There was a pub I used to sometimes frequent which had a table and chairs set in one corner of the bar, on the wall beside the table there was a sign, ‘Grumpy Old Gits’ Corner.’ There were particular regulars who sat there each Saturday. It would have been interesting to hear the conversation of a group comfortable with their status.
Trying to be other than grumpy has become difficult, increasingly difficult. It is hard not to be a candidate for the pub corner when encountering particular people.
I write this post whilst sitting in a window seat on a Ryanair flight from Dublin to Bristol.
Ryanair in itself is enough cause for grumpiness. They seem sometimes to strive to cause their customers the maximum inconvenience. But if you want to fly for €17.71 (plus €29.99 for a bag), then the bus station-like experience has to be endured.
It is the unanticipated moments that cause the most grumpiness. Moments like the encounter with the teenage girl who scowled when I asked if I might be able to get to my seat. Sitting in the middle row, she seemed to have assumed a proprietorial air towards the seats.
Having allowed me to my seat, she then took out her phone and started taking selfies. At least a dozen must have been taken before she lowered the table in front of her and placed her phone on it to record a video of herself brushing her hair back.
Once the selfies were complete, she then started watching videos. The videos were of herself standing in a hallway of a house and talking to the camera.
What is going on?
I am not out of touch with young people. I teach hundreds of them every week. I have conversations at every opportunity. I cannot for the life of me comprehend the culture of narcissism that seems to have taken over.
I remember when to be a teenager was to be rebellious, was to be radical, was to be a dissident voice. Did the culture of obsession with self come with the smartphone and the potential for self-regard that it created?
I don’t know where the culture is going to take them, what I do know is that it is not a culture rooted in reality. The fantasy world of the influencers and TikTok celebrities is far removed from the nasty reality of the world they will have to face.
Sometimes, I fear I have drifted into a social Darwinism that would suggest the selfie takers have not adjusted to the environment in which they live and that they will therefore not survive as a group.
Other times, I just think I have become a grumpy old git.
Being a Grumpy Old Git is a natural progression in life, It is perfectly normal and in fact is a necessary prerequisite to cope with the insanity of the modern world. Be proud of it. I speak with some authority on the matter as a practitioner for many years. Just enjoy it and grump away.
It is the stupidity that most annoys me, I don’t know why people are opting for stupidity.
Grumpy old git?
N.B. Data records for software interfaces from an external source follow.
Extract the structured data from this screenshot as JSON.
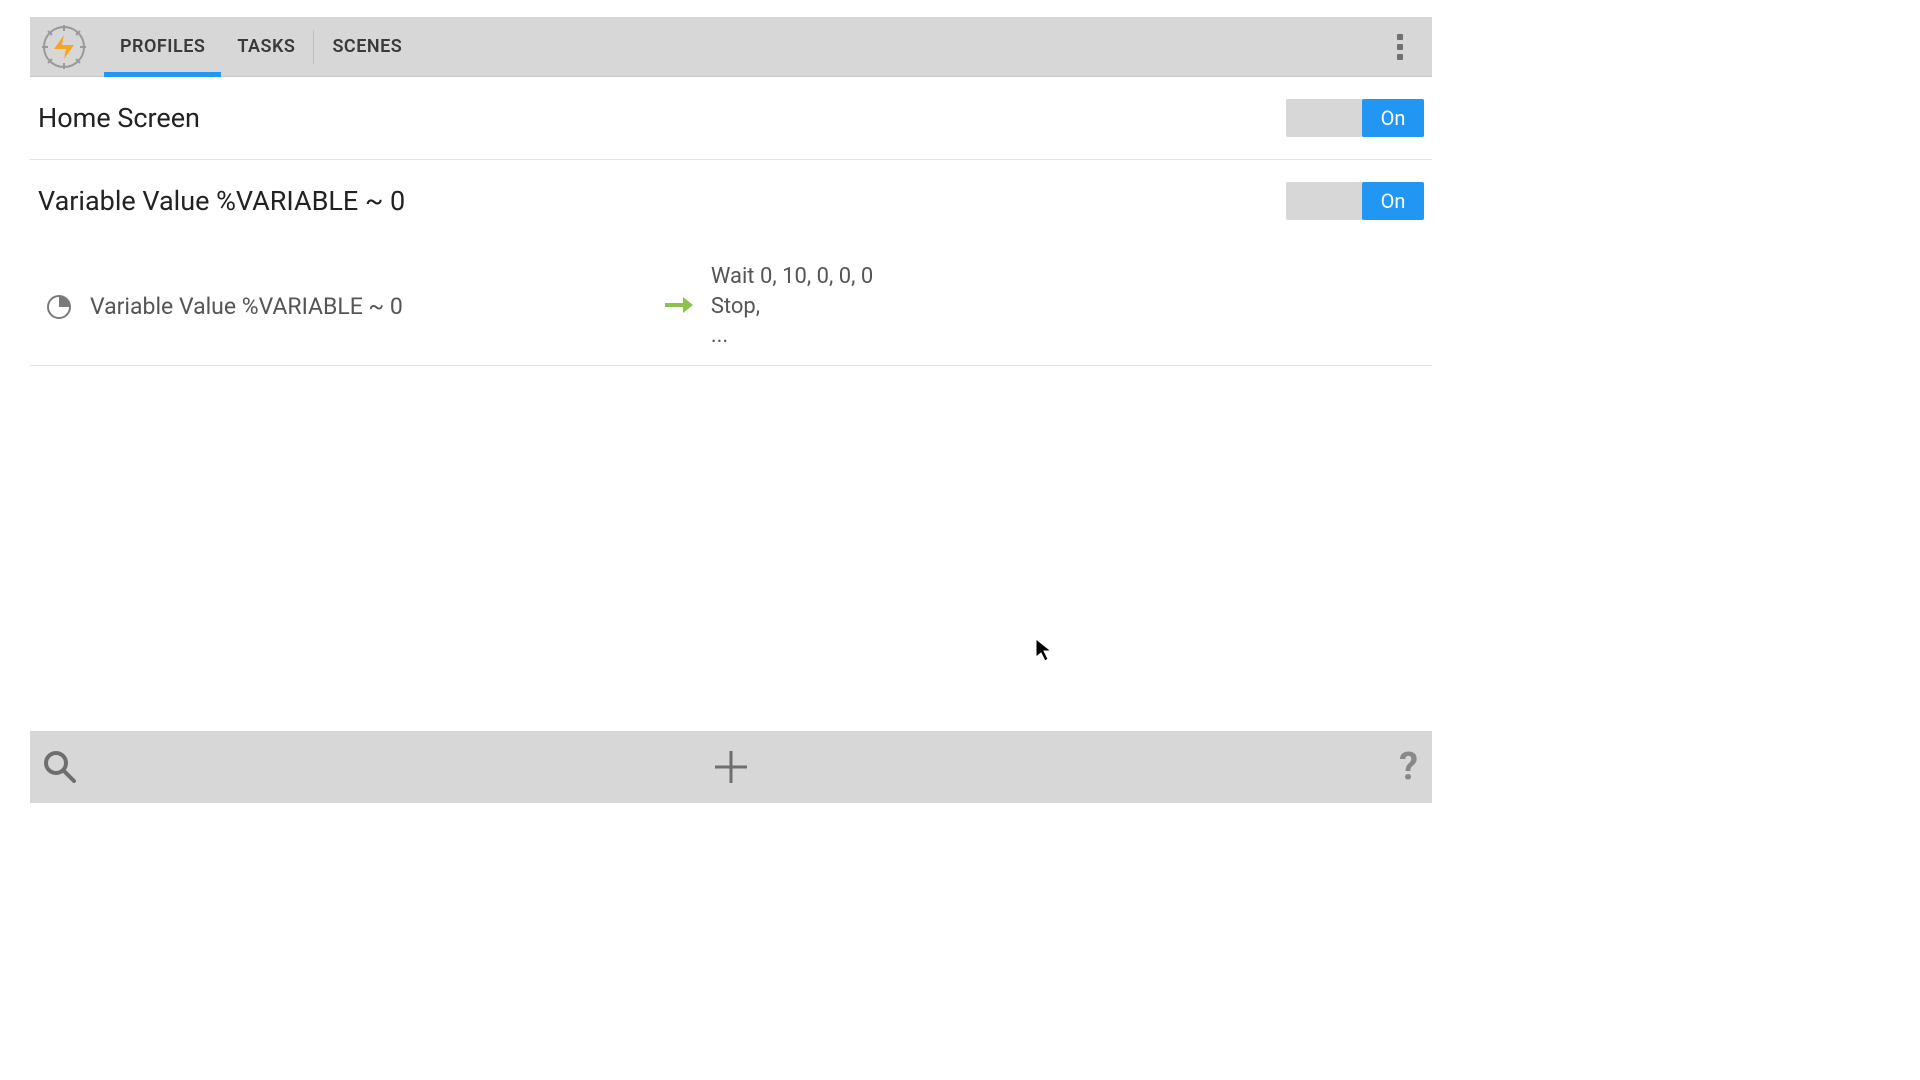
{
  "tabs": {
    "profiles": "PROFILES",
    "tasks": "TASKS",
    "scenes": "SCENES"
  },
  "profiles": [
    {
      "title": "Home Screen",
      "toggle": "On"
    },
    {
      "title": "Variable Value %VARIABLE ~ 0",
      "toggle": "On",
      "context_label": "Variable Value %VARIABLE ~ 0",
      "task_line1": "Wait 0, 10, 0, 0, 0",
      "task_line2": "Stop,",
      "task_line3": "..."
    }
  ],
  "bottom": {
    "help": "?"
  }
}
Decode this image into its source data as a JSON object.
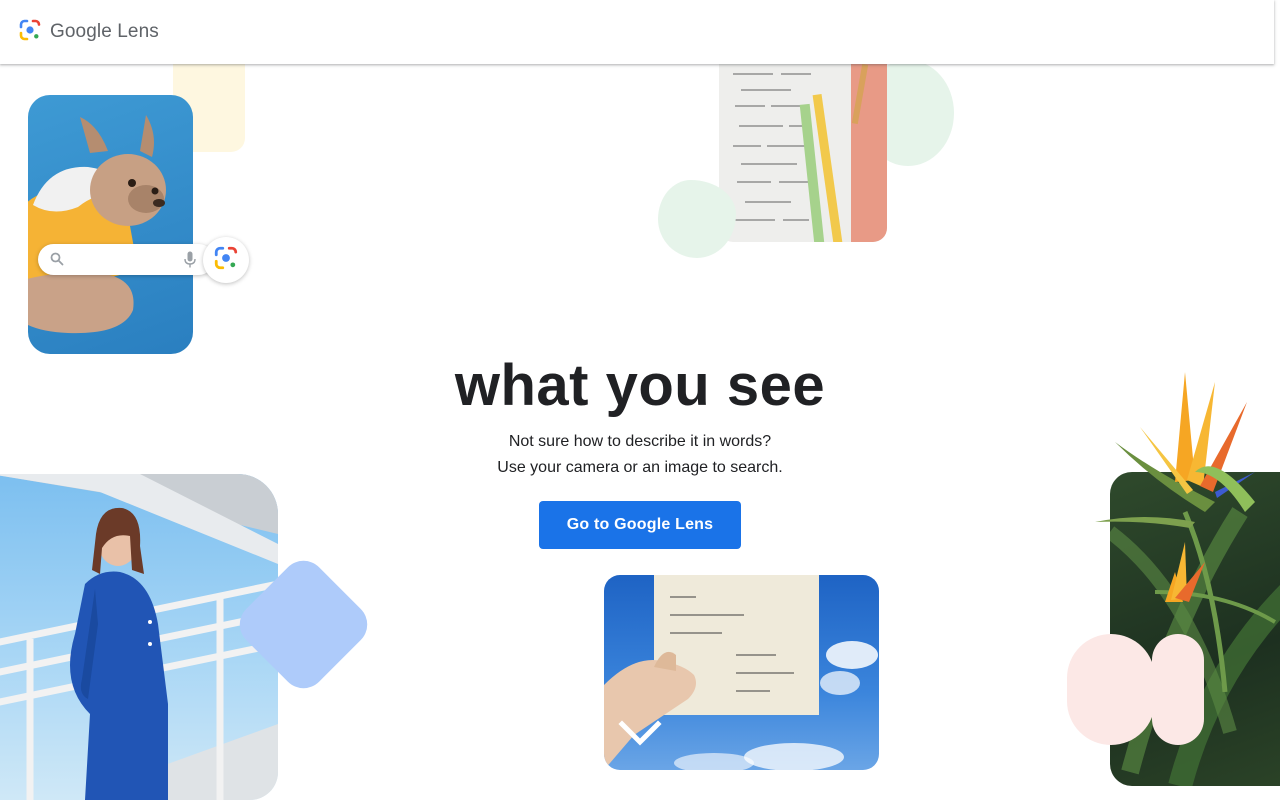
{
  "header": {
    "logo_google": "Google",
    "logo_product": "Lens"
  },
  "hero": {
    "headline": "what you see",
    "subtitle_line1": "Not sure how to describe it in words?",
    "subtitle_line2": "Use your camera or an image to search.",
    "cta_label": "Go to Google Lens"
  },
  "colors": {
    "accent_blue": "#1a73e8",
    "headline_text": "#202124",
    "logo_text": "#5f6368",
    "deco_yellow": "#fef7e0",
    "deco_green": "#e6f4ea",
    "deco_blue": "#aecbfa",
    "deco_pink": "#fce8e6"
  },
  "icons": {
    "logo": "google-lens-logo-icon",
    "search": "search-icon",
    "mic": "microphone-icon",
    "lens": "google-lens-icon",
    "scroll": "chevron-down-icon"
  }
}
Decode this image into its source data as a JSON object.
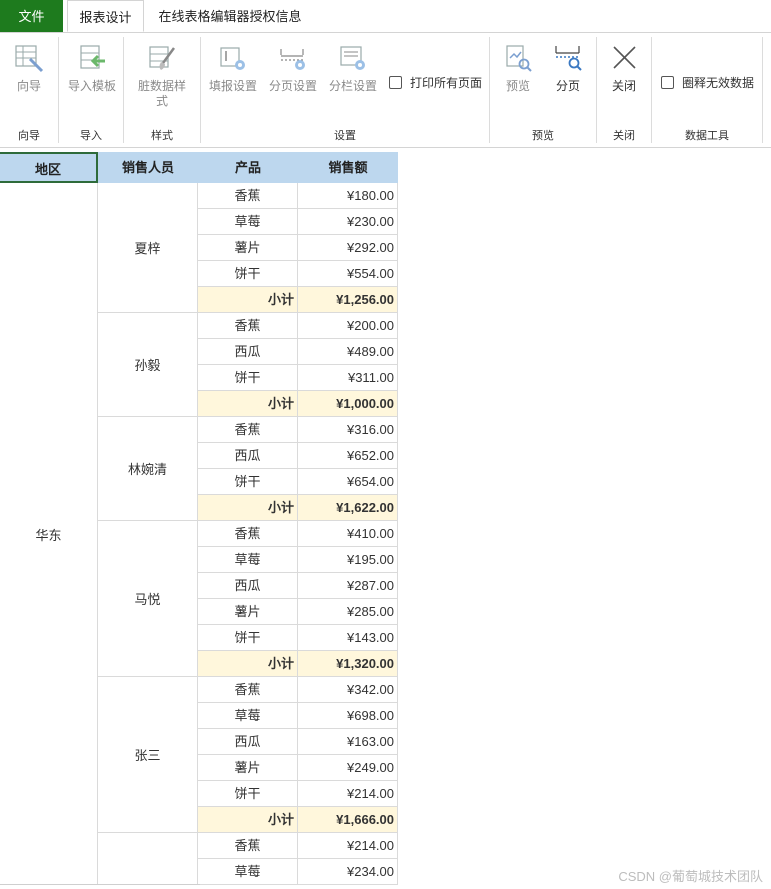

Never let it be said.
I shall describe myself as a social Darwinian if accused of grumpiness!
I’m quite happy to be described as a grumpy old git, now I’m 71. The only younger people I speak to these days are family (who expect grumpiness from me) and shop staff (whom I find are usually polite and helpful, but that’s possibly because I live in an area of Kent where there are few scum).
The narcissism is worrying for the cultural future of our once fine country. Also, their ignorance of anything not on Social Media, as Millenniums have no knowledge of historical facts, science, etc, etc., if they’re not on their silly-phones – not so smart, are they?
The levels of gullibility are extraordinary. Orwell would have said that he warned us.
Maybe you (and I) have become grumpy old gits because the selfie taking youngsters are actually rebelling – they are trying to change our world to fit their narcissicistic and entitled world view?
If they are the ‘unreasonable’ people upon whom progress depends, the future looks bleak.
If anyone described me as a grumpy old git I would shake his/her/whatever hand and thank them, I would then wear the badge with pride. Being only 67 and a little bit I still aspire to elevation to GOG status. Imagine the freedom it gives, I can scowl, grimace, grind my tooth, say what ought not be said. Ah, what ageing takes is nothing to what it gives. Now, is this corner table within croaking distance of the bar?
Given a favourable wind and a gap in the crowd, the barman might catch your cry for ‘the same again.’